Bus drivers fear returning to work after brutal attacks over routes
Nearly three weeks after two Autopax bus drivers were shot, allegedly by taxi henchmen, drivers are reluctant to go back to work.
One of the drivers was killed and the other left fighting for his life in hospital.
The incident occurred at Ixopo, KwaZulu-Natal, on September 9 and has caused tensions and uncertainty among bus drivers. Some stopped working.
The National Union of Metalworkers of South Africa (Numsa) was expected to meet the transport department on Wednesday to address ongoing violence against Autopax drivers.
“Our members are refusing to go to work because some taxi owners in these areas are attacking bus drivers, and claiming that Autopax is encroaching on their territory and allegedly using multiple permits,” said Numsa spokesperson Phakamile Hlubi-Majola.
The union said the violent attacks had become common in various provinces, including the Eastern Cape, KwaZulu-Natal and Limpopo.
It expressed disappointment at the Passenger Rail Agency of South Africa's (Prasa's) demand for workers to return to work on Wednesday, without the implementation of any new security measures. Autopax falls under Prasa.
“Prasa is demanding that workers must resume their duties. However, we are demanding that Autopax management must be able to guarantee their safety. Our members are understandably worried about their safety,” said Hlubi-Majola.
Prasa on Wednesday told the public that the nine-day strike had ended.
“Autopax is pleased to inform the public that after a nine days long strike due to safety concerns for drivers, following the unfortunate killing of a driver, Mr Khambule, and injury of the second driver, Mr Khalata, the Autopax and Prasa board chairs, in a meeting with staff, management and organised labour leadership, agreed to jointly convene an intervention to secure bus drivers as they perform their duties,” said Prasa spokesperson Nana Zenani.
"Management said all depots and buses had been operational on Wednesday morning," said Zenani.
“Autopax would like to thank its passengers for their patience and commits to continue finding solutions to the problems of safety that endanger the lives of drivers and passengers,” she said.
The union said it was calling on the police and metro police to escort drivers while they are transporting members of the public.
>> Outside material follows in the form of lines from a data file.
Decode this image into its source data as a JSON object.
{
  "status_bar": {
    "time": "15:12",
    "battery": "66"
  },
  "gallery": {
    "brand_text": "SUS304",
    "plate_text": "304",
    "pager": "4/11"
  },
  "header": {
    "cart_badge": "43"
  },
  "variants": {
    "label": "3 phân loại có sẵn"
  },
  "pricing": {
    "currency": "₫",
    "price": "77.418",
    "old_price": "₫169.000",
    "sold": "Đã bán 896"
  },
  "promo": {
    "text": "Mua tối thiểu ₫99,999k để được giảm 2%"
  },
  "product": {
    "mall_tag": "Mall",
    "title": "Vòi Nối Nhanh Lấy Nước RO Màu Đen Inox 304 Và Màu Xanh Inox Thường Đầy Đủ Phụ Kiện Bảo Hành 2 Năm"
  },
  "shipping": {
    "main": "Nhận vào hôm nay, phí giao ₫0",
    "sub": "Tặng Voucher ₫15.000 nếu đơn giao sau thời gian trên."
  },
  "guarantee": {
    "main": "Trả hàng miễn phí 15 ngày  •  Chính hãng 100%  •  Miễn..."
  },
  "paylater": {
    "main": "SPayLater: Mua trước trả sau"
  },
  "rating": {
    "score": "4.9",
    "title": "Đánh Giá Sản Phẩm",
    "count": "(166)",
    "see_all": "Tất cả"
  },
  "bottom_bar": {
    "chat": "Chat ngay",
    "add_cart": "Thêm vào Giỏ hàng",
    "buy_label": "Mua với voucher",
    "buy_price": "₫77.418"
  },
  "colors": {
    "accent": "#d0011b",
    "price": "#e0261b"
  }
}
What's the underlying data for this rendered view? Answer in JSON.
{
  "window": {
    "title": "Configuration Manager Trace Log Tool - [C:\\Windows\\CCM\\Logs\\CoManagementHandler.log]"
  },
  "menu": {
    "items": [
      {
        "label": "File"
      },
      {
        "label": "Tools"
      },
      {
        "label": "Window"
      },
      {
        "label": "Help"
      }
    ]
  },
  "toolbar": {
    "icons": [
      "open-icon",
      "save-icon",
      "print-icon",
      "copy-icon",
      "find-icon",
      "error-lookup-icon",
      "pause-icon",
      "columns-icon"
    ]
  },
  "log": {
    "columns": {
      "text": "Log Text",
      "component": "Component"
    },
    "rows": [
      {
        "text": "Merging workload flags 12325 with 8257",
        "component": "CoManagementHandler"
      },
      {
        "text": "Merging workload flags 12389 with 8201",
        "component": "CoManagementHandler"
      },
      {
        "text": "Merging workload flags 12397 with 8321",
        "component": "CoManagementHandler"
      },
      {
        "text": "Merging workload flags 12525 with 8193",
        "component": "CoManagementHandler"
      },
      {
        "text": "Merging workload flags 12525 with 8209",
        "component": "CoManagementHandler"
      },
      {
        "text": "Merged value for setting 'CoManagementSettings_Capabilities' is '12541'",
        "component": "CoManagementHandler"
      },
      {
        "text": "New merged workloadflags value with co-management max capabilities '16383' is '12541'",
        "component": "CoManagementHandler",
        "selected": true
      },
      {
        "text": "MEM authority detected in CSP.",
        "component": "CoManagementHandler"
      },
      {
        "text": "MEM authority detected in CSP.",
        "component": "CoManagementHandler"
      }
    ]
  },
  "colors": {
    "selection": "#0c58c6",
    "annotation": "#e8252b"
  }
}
It also called on the transport department to urgently resolve allocation of routes.
Among the union’s demands is a meeting with taxi organisations, for Autopax to withdraw its application for an interdict against drivers, and the beefing up of security and escort of drivers in areas identified as hotpots.
“Until this is done, our members will not feel safe and they cannot be expected to resume their duties. As Numsa we will continue to do all we can to ensure that our members are safe and that their rights are not being violated,” added Hlubi-Majola.